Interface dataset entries

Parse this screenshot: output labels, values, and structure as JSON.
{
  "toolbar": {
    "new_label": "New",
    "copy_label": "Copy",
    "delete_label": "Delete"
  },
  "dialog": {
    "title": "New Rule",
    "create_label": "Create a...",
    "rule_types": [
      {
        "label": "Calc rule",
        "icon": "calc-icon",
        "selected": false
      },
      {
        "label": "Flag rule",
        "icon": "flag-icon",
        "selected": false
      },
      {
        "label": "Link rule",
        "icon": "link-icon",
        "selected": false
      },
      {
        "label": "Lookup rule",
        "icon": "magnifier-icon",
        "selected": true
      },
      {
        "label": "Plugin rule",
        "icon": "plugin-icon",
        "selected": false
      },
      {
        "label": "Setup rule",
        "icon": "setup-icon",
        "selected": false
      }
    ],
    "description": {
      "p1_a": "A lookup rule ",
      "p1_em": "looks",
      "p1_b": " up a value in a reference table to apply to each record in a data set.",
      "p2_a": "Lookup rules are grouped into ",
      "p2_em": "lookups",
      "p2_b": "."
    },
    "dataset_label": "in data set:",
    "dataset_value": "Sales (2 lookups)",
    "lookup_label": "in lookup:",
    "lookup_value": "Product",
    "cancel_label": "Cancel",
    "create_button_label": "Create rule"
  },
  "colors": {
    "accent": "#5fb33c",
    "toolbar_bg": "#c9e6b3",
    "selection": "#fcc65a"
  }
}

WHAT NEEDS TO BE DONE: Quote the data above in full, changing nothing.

RESPONSE TO THE TASK:
Parse this screenshot: output labels, values, and structure as JSON.
{
  "toolbar": {
    "new_label": "New",
    "copy_label": "Copy",
    "delete_label": "Delete"
  },
  "dialog": {
    "title": "New Rule",
    "create_label": "Create a...",
    "rule_types": [
      {
        "label": "Calc rule",
        "icon": "calc-icon",
        "selected": false
      },
      {
        "label": "Flag rule",
        "icon": "flag-icon",
        "selected": false
      },
      {
        "label": "Link rule",
        "icon": "link-icon",
        "selected": false
      },
      {
        "label": "Lookup rule",
        "icon": "magnifier-icon",
        "selected": true
      },
      {
        "label": "Plugin rule",
        "icon": "plugin-icon",
        "selected": false
      },
      {
        "label": "Setup rule",
        "icon": "setup-icon",
        "selected": false
      }
    ],
    "description": {
      "p1_a": "A lookup rule ",
      "p1_em": "looks",
      "p1_b": " up a value in a reference table to apply to each record in a data set.",
      "p2_a": "Lookup rules are grouped into ",
      "p2_em": "lookups",
      "p2_b": "."
    },
    "dataset_label": "in data set:",
    "dataset_value": "Sales (2 lookups)",
    "lookup_label": "in lookup:",
    "lookup_value": "Product",
    "cancel_label": "Cancel",
    "create_button_label": "Create rule"
  },
  "colors": {
    "accent": "#5fb33c",
    "toolbar_bg": "#c9e6b3",
    "selection": "#fcc65a"
  }
}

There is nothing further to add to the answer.